I think "Anonymous" should quit since he is not adding value to his students and is scamming them. In my school, in addition to teaching, we are required to have 10 office hours per week and, of course, to publish. Additionally, I have introduced a tax certificate program and a low income taxpayer clinic at my school and I am trying to do more. I routinely work 50/hour work as do some of my colleagues. Hence, unlike Anonymous, I earn every penny of my salary--by the way, I haven't had a raise in four years (State Budget problems). In this day of instant information via the internet, students come to class armed with tons of information or misinformation about any subject you teach. If you are not well prepared, they will smell blood and you would lose control of the class very quickly. Clearly, there are teachers who don't earn their paychecks, same can be said about any profession.
And yes, Like Linda I constantly think of ways of giving value to my students.

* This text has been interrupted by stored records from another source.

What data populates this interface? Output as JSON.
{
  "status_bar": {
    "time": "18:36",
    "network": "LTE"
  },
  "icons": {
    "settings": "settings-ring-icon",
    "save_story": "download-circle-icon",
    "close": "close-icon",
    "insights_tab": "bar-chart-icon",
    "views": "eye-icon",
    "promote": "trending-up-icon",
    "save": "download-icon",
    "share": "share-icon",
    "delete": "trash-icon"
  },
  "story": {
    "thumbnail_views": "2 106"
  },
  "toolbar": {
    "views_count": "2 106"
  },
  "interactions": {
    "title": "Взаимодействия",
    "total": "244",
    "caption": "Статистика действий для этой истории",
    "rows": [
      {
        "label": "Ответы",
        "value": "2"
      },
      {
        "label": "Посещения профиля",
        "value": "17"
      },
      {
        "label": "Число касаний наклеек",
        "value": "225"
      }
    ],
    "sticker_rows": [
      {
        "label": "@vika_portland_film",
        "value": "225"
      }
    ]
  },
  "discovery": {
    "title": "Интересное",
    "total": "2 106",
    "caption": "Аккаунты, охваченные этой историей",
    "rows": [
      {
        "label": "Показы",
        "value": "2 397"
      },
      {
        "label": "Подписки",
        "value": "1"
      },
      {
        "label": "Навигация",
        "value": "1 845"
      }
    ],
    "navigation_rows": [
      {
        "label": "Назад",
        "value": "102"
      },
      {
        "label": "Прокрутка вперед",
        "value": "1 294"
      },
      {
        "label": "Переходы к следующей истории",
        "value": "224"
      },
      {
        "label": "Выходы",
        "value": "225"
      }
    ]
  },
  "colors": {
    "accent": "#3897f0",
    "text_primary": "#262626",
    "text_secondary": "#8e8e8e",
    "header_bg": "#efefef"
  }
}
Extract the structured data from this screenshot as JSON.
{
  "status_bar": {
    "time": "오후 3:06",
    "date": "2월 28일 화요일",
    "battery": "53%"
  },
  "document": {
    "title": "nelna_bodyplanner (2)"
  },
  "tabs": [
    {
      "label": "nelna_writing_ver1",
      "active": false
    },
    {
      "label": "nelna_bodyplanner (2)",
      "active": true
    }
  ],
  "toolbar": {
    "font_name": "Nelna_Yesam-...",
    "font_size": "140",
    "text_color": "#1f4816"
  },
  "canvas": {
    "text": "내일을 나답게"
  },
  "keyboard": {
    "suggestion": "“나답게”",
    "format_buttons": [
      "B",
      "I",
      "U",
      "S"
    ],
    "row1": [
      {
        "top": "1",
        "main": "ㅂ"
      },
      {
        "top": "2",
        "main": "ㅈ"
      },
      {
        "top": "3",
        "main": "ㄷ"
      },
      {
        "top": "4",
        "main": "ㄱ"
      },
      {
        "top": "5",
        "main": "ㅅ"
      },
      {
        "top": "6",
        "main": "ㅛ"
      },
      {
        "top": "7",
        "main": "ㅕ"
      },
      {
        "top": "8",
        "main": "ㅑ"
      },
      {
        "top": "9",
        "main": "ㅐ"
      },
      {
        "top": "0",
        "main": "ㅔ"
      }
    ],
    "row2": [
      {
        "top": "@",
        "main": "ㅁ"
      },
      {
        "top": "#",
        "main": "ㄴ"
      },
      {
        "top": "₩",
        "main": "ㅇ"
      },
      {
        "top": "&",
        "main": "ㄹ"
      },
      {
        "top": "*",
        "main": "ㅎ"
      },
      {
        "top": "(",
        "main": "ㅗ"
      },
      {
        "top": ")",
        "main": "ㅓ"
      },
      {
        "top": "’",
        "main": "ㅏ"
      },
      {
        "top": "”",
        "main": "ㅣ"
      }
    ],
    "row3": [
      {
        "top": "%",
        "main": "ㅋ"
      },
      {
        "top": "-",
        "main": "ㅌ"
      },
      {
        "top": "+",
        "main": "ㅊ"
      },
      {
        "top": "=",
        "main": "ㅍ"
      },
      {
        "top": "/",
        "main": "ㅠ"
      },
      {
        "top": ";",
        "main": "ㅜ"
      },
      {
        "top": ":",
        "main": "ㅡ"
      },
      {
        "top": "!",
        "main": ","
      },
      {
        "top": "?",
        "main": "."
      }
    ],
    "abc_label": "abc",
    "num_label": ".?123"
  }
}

Posted by: Reginald Mombrun | Aug 13, 2011 2:00:29 PM

I agree law school is a fucking scam. 100k+ debt and 90% of grads get less than 100k jobs. Bullshit. Also law school doesn't prepare you for practice. Anyone who argues that point is a professor/dean/ls faculty.

Posted by: jjjna | Aug 13, 2011 11:28:43 AM

While I do believe that law professors do some incredible work with students, I do think it is telling that many feel the need to defend themselves so vigorously when the "value" of their teaching is placed in question. Of course law professors need to keep up with changes in the law- all law practitioners should. But I doubt that any changes in the law right now merit anything more than minor changes in a syllabus. Teaching Tax I and II, and Corporate and Partnership taxation have not changed drastically in over two decades. To all law professors, please accept that you are paid incredibly well for the amount of true work that you do during an average week- many professions pay people more than what they deserve based on "value"- see everyone on wall street. But please don't insult our intelligence. You wake up and think of how to give your students value and go to sleep doing the same- come on man.

Posted by: anon | Aug 13, 2011 10:56:37 AM

I agree with Seto's sentiment that professors need to be personally responsible for the value offered by their classes.

For instance, I had professor Issacharoff for civil procedure, and our class involved 3 writing assignments, which I think added a lot of value to the class both in terms of skills and theory. Writing has obvious skills benefits, but it also gives you an important and valuable perspective on the theory questions. Just imagine how less useful an ethics class would be if you've never faced an ethical dilemma before.

LawProf should indeed focus on improving his own class, and in my interview with him, he did say that he has changed his class to offer greater value to his students. But, if he sees malfeasance committed by others, should he not point it out?

I don't teach law school classes, but I think I should still be allowed to say that my Wills, Trusts and Estates class probably should have involved, at some point, actually reading a will.

Posted by: BL1Y | Aug 13, 2011 10:51:08 AM

Wow Leiter's post reads as a bit threatening, and ends with him switching from bad cop to good cop with: "I hope he has the good sense to just delete the whole thing before he makes things worse." This whole thing is remarkable.

Posted by: anon | Aug 13, 2011 10:25:06 AM